sources said, in their first capture of a military airfield used
by President Bashar al-Assad's forces.
Fighting raged across the country as international mediator
Lakhdar Brahimi sought a political solution to Syria's civil
war, meeting senior U.S. and Russian officials in Geneva.
But the two world powers are still deadlocked over Assad's
fate in any transition.
The United States, which backs the 21-month-old revolt, says
Assad can play no future role, while Syria's main arms supplier
Russia said before the talks that his exit should not be a
precondition for negotiations.
Syria is mired in bloodshed that has cost more than 60,000
lives and displaced millions of people. Severe winter weather is
compounding their misery. The U.N. children's agency UNICEF says
more than 2 million children are struggling to stay warm.
The capture of Taftanaz air base, after months of sporadic
fighting, could help rebels solidify their hold on northern
Syria, according to Rami Abdelrahman, head of the pro-opposition
Syrian Observatory for Human Rights.
TACTICAL, NOT STRATEGIC GAIN
But Yezid Sayigh, at the Carnegie Middle East Centre in
Beirut, said it was not a game-changer, noting that it had taken
months for the rebels to overrun a base whose usefulness to the
military was already compromised by the clashes around it.
"This is a tactical rather than a strategic gain," he said.
In Geneva, U.N.-Arab League envoy Brahimi's closed-door
talks began with individual meetings with U.S. Deputy Secretary
of State William Burns and Russian Deputy Foreign Minister
Mikhail Bogdanov. He later held talks with both sides together.
A U.S. official said negotiations would focus on "creating
the conditions to advance a political solution - specifically a
transitional governing body".
Six months ago, world powers meeting in Geneva proposed a
transitional government but left open Assad's role. Brahimi told
Reuters on Wednesday that the Syrian leader could play no part
in such a transition and suggested it was time he quit.
Responding a day later, Syria's foreign ministry berated the

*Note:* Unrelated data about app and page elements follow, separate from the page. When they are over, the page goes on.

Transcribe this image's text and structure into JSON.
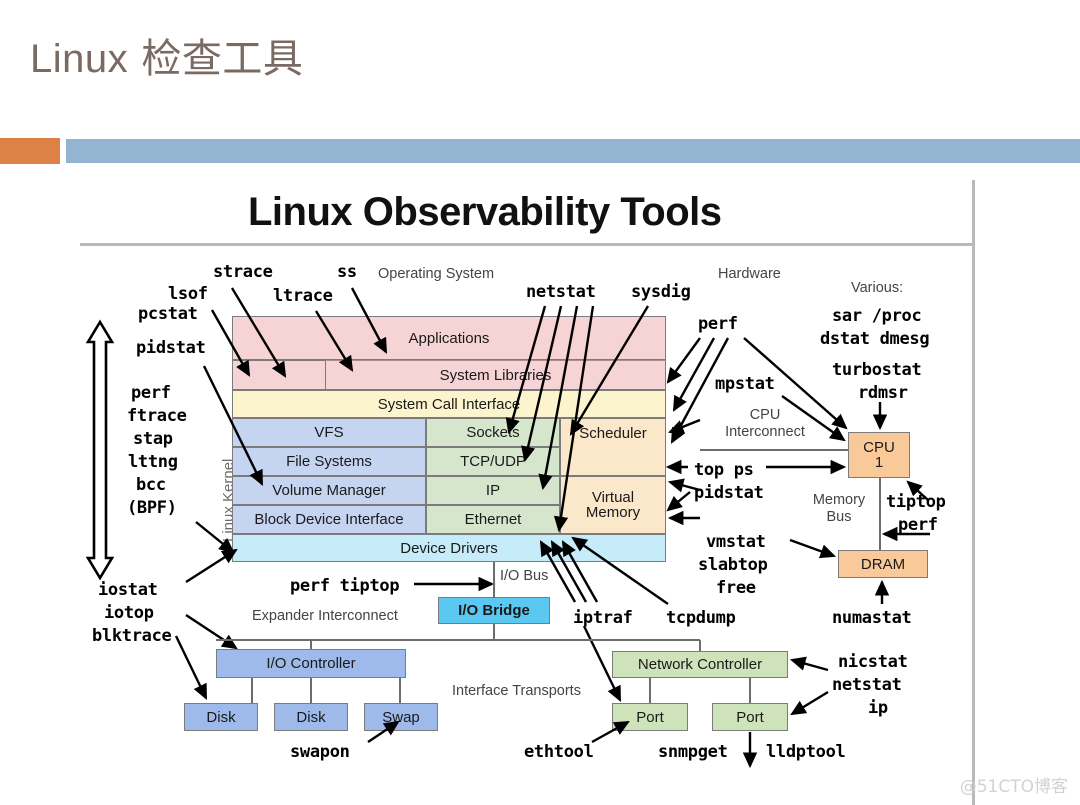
{
  "slide": {
    "title_latin": "Linux",
    "title_cjk": "检查工具",
    "accent_orange": "#dd8145",
    "accent_blue": "#93b5d2"
  },
  "diagram": {
    "title": "Linux Observability Tools",
    "section_labels": {
      "operating_system": "Operating System",
      "hardware": "Hardware",
      "various": "Various:",
      "linux_kernel": "Linux Kernel",
      "cpu_interconnect": "CPU\nInterconnect",
      "memory_bus": "Memory\nBus",
      "io_bus": "I/O Bus",
      "expander_interconnect": "Expander Interconnect",
      "interface_transports": "Interface Transports"
    },
    "blocks": {
      "applications": "Applications",
      "system_libraries": "System Libraries",
      "system_call_interface": "System Call Interface",
      "vfs": "VFS",
      "file_systems": "File Systems",
      "volume_manager": "Volume Manager",
      "block_device_interface": "Block Device Interface",
      "sockets": "Sockets",
      "tcp_udp": "TCP/UDP",
      "ip": "IP",
      "ethernet": "Ethernet",
      "scheduler": "Scheduler",
      "virtual_memory": "Virtual\nMemory",
      "device_drivers": "Device Drivers",
      "io_bridge": "I/O Bridge",
      "io_controller": "I/O Controller",
      "disk_1": "Disk",
      "disk_2": "Disk",
      "swap": "Swap",
      "network_controller": "Network Controller",
      "port_1": "Port",
      "port_2": "Port",
      "cpu": "CPU\n1",
      "dram": "DRAM"
    },
    "tools": {
      "lsof": "lsof",
      "pcstat": "pcstat",
      "pidstat_left": "pidstat",
      "strace": "strace",
      "ltrace": "ltrace",
      "ss": "ss",
      "netstat_top": "netstat",
      "sysdig": "sysdig",
      "perf_right": "perf",
      "sar_proc": "sar /proc",
      "dstat_dmesg": "dstat dmesg",
      "turbostat": "turbostat",
      "rdmsr": "rdmsr",
      "mpstat": "mpstat",
      "top_ps": "top ps",
      "pidstat_right": "pidstat",
      "tiptop_right": "tiptop",
      "perf_cpu": "perf",
      "vmstat": "vmstat",
      "slabtop": "slabtop",
      "free": "free",
      "numastat": "numastat",
      "perf_stack": "perf",
      "ftrace": "ftrace",
      "stap": "stap",
      "lttng": "lttng",
      "bcc": "bcc",
      "bpf": "(BPF)",
      "iostat": "iostat",
      "iotop": "iotop",
      "blktrace": "blktrace",
      "perf_tiptop": "perf tiptop",
      "iptraf": "iptraf",
      "tcpdump": "tcpdump",
      "swapon": "swapon",
      "ethtool": "ethtool",
      "snmpget": "snmpget",
      "lldptool": "lldptool",
      "nicstat": "nicstat",
      "netstat_right": "netstat",
      "ip": "ip"
    }
  },
  "watermark": "@51CTO博客"
}
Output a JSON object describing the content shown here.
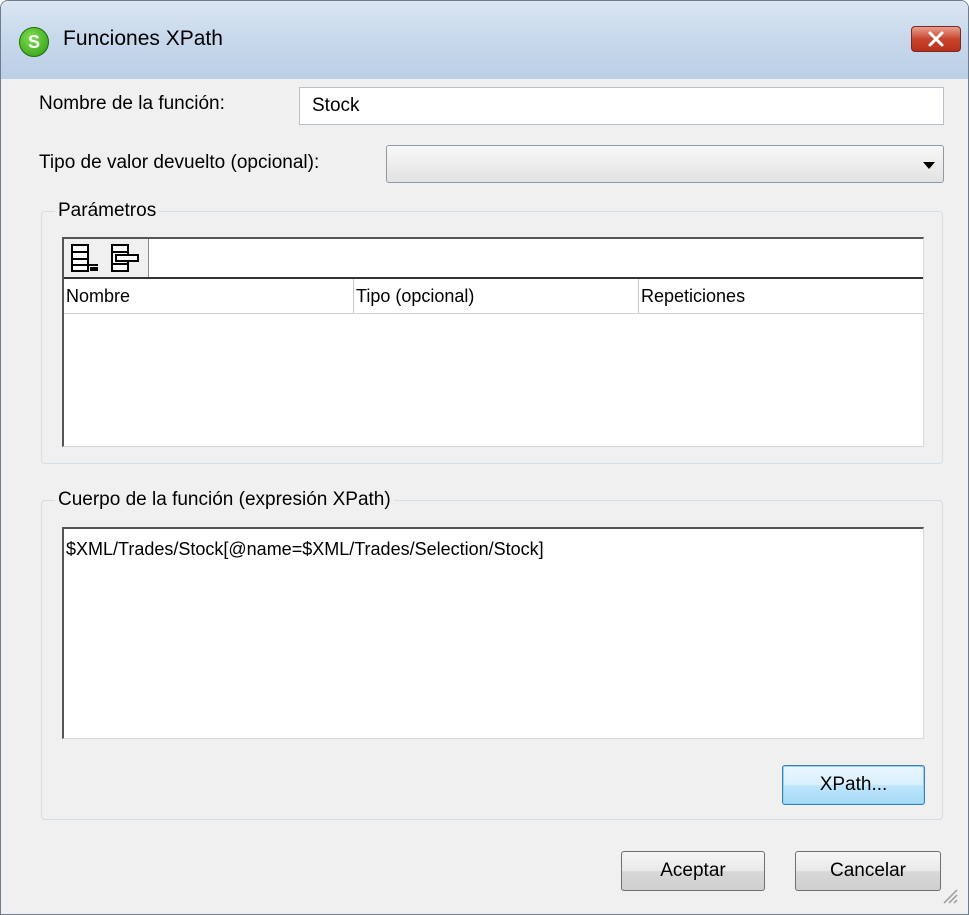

veteran Algerian diplomat as "flagrantly biased toward those who
are conspiring against Syria and its people".
Russia has argued that outside powers should not decide who
should take part in any transitional government.
"Only the Syrians themselves can agree on a model or the
further development of their country," Foreign Ministry
spokesman Alexander Lukashevich said.
But Syrians seem too divided for any such agreement.
The umbrella opposition group abroad, the Syrian National
Coalition, said on Friday it had proposed a transition plan that
would kept government institutions intact at a meeting with
diplomats in London this week. But the plan has received no
public endorsement from the opposition's foreign backers.
With no end to fighting in sight, the misery of Syrian
civilians has rapidly increased, especially with the advent of
some of the worst winter conditions in years.
Saudi Arabia said it would send $10 million worth of aid to
help Syrian refugees in Jordan, where torrential rain has
flooded hundreds of tents in the Zaatari refugee camp.
A fierce storm that swept the region has raised concerns for
600,000 Syrian refugees who have fled to neighbouring countries,
as well as more than 2.5 million displaced inside Syria, many of
whom live in flimsy tents at unofficial border camps.
Opposition activists report dozens of weather-related deaths
in Syria in the last four days. UNICEF said refugee children are
at risk because conditions have hampered access to services.
Earlier this week, another United Nations agency said around
one million Syrians were going hungry. The World Food Programme
cited difficulties entering conflict zones and said that the few
government-approved aid agencies allowed to distribute aid were
stretched to the limit.
The WFP said it supplying rations to about 1.5 million
people in Syria each month, far short of the 2.5 million deemed
to be in need.